↓↓↓

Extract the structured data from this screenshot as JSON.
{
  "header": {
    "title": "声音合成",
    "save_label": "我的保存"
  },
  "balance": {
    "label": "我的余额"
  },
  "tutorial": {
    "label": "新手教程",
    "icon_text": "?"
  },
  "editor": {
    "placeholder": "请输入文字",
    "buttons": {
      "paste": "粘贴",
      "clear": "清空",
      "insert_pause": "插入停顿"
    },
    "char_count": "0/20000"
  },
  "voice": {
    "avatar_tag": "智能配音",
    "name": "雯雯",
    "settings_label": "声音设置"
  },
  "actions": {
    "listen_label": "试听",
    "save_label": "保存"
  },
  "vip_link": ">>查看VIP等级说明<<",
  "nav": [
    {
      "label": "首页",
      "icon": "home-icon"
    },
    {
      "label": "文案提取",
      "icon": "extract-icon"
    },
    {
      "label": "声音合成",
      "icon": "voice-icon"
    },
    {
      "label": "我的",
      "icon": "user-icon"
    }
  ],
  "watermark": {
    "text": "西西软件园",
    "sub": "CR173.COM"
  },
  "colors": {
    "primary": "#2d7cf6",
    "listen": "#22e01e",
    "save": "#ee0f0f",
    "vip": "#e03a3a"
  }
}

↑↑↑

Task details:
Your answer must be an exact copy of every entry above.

Task answer:
Extract the structured data from this screenshot as JSON.
{
  "header": {
    "title": "声音合成",
    "save_label": "我的保存"
  },
  "balance": {
    "label": "我的余额"
  },
  "tutorial": {
    "label": "新手教程",
    "icon_text": "?"
  },
  "editor": {
    "placeholder": "请输入文字",
    "buttons": {
      "paste": "粘贴",
      "clear": "清空",
      "insert_pause": "插入停顿"
    },
    "char_count": "0/20000"
  },
  "voice": {
    "avatar_tag": "智能配音",
    "name": "雯雯",
    "settings_label": "声音设置"
  },
  "actions": {
    "listen_label": "试听",
    "save_label": "保存"
  },
  "vip_link": ">>查看VIP等级说明<<",
  "nav": [
    {
      "label": "首页",
      "icon": "home-icon"
    },
    {
      "label": "文案提取",
      "icon": "extract-icon"
    },
    {
      "label": "声音合成",
      "icon": "voice-icon"
    },
    {
      "label": "我的",
      "icon": "user-icon"
    }
  ],
  "watermark": {
    "text": "西西软件园",
    "sub": "CR173.COM"
  },
  "colors": {
    "primary": "#2d7cf6",
    "listen": "#22e01e",
    "save": "#ee0f0f",
    "vip": "#e03a3a"
  }
}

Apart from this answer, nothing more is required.